Data under study:
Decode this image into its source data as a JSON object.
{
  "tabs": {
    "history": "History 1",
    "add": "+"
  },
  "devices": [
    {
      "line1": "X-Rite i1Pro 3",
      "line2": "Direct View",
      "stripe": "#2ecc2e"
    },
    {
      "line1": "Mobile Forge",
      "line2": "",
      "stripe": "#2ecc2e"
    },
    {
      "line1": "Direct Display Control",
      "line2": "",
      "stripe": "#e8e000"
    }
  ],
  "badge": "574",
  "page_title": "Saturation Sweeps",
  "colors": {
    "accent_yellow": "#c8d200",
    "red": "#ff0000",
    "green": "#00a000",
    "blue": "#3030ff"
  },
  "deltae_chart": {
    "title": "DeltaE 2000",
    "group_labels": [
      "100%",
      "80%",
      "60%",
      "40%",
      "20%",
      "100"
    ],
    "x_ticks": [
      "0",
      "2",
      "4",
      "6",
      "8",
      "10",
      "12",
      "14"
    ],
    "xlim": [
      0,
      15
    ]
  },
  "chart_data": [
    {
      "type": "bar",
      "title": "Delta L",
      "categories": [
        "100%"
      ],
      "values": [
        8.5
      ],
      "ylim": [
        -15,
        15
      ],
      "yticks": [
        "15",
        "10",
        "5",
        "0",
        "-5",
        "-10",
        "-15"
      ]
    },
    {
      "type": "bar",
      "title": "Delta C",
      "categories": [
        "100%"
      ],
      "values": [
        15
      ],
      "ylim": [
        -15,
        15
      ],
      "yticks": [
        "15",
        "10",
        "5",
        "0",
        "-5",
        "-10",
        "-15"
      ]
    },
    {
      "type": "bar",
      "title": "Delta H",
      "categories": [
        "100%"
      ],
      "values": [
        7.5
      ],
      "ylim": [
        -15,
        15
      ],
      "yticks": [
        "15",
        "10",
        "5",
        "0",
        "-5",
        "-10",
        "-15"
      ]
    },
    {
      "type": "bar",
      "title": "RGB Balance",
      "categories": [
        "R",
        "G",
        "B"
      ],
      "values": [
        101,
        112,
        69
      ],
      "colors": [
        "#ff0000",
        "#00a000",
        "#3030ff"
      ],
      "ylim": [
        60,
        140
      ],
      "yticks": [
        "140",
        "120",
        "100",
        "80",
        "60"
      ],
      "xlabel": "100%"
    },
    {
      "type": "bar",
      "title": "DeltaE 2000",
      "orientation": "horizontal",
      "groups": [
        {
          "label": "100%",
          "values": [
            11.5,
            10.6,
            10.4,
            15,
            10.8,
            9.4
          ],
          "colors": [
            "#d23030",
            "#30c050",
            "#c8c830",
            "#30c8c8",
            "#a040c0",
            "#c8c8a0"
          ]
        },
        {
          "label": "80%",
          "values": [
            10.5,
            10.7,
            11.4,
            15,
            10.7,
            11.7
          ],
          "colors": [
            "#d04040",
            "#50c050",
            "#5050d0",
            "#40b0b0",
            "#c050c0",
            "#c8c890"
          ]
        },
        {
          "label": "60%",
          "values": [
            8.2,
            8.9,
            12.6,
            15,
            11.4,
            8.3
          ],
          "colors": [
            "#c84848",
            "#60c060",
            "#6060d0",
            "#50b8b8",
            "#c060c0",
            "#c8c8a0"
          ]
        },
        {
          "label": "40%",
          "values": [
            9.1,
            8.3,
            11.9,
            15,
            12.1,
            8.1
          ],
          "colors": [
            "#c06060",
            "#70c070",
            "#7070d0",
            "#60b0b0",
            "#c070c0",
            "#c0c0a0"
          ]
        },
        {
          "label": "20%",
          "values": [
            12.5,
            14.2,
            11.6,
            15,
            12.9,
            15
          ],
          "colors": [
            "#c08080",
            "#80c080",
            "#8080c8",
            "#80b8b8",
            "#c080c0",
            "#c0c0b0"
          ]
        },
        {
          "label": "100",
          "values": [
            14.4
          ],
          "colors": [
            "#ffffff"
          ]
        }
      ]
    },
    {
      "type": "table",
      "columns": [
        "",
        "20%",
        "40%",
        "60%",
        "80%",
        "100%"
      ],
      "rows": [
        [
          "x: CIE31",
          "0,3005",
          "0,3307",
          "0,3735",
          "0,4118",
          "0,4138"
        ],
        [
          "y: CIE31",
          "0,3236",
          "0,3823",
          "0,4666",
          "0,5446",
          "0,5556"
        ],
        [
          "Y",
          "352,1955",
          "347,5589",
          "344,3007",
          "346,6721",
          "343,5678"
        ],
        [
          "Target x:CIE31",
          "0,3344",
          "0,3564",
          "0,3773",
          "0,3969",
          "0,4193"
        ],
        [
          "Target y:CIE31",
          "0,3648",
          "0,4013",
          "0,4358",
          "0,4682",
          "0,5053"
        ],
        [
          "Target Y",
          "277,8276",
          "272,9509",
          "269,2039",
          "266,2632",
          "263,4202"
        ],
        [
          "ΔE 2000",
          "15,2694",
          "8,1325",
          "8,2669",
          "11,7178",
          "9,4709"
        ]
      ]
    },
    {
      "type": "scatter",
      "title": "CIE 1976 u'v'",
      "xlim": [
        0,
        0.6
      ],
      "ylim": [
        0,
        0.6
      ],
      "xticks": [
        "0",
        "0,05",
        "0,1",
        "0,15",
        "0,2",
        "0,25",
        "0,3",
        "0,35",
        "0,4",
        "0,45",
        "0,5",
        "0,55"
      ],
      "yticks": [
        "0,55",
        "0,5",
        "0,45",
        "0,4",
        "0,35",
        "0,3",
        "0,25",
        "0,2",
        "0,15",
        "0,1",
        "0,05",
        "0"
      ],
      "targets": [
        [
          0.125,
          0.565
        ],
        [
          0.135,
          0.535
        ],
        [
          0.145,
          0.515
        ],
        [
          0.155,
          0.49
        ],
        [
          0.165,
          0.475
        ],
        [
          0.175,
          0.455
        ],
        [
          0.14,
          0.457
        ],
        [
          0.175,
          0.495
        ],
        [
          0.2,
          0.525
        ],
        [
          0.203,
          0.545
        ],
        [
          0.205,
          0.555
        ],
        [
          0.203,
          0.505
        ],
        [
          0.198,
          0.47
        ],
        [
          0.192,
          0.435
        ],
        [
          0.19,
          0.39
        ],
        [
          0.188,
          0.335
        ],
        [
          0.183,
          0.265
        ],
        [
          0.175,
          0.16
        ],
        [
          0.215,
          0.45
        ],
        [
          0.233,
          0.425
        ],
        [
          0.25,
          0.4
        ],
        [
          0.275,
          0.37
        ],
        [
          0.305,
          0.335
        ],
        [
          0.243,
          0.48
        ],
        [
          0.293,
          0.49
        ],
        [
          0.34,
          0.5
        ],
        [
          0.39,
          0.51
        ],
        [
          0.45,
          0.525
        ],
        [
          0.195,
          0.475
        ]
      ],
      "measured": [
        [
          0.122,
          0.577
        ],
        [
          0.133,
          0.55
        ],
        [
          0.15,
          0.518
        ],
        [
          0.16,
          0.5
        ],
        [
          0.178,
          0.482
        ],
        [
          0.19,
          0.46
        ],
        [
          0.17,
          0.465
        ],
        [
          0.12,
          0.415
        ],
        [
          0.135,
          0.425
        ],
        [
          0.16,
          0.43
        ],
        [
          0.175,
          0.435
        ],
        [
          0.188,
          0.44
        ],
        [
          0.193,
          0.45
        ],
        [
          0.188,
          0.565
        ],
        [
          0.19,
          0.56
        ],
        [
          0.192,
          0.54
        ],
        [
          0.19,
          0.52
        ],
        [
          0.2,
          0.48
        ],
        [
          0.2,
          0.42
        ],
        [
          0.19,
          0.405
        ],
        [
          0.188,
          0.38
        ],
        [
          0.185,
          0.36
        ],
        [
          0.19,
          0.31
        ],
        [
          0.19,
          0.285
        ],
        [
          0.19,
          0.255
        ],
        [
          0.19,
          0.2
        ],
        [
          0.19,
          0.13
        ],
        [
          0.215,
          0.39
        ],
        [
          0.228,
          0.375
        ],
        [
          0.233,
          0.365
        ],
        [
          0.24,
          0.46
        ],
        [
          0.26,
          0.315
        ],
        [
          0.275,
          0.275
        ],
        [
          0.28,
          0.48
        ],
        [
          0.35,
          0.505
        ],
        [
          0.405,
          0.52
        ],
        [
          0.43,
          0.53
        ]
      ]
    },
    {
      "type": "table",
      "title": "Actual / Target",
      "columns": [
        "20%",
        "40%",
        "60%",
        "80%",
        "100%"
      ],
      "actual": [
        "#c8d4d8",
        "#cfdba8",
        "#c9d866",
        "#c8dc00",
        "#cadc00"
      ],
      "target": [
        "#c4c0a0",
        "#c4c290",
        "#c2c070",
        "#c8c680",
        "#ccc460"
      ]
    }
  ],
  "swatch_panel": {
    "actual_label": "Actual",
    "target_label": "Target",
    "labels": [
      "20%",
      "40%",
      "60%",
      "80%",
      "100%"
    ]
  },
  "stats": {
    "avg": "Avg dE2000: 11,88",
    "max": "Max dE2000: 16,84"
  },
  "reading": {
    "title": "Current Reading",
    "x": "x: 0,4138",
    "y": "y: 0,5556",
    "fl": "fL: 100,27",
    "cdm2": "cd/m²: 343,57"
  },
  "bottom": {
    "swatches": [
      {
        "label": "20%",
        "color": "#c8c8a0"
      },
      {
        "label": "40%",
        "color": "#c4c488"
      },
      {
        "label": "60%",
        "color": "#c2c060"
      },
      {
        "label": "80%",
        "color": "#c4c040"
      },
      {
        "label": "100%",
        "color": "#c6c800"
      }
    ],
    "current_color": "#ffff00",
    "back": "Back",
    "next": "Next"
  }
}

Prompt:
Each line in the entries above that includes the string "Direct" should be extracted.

Response below:
      "line2": "Direct View",
      "line1": "Direct Display Control",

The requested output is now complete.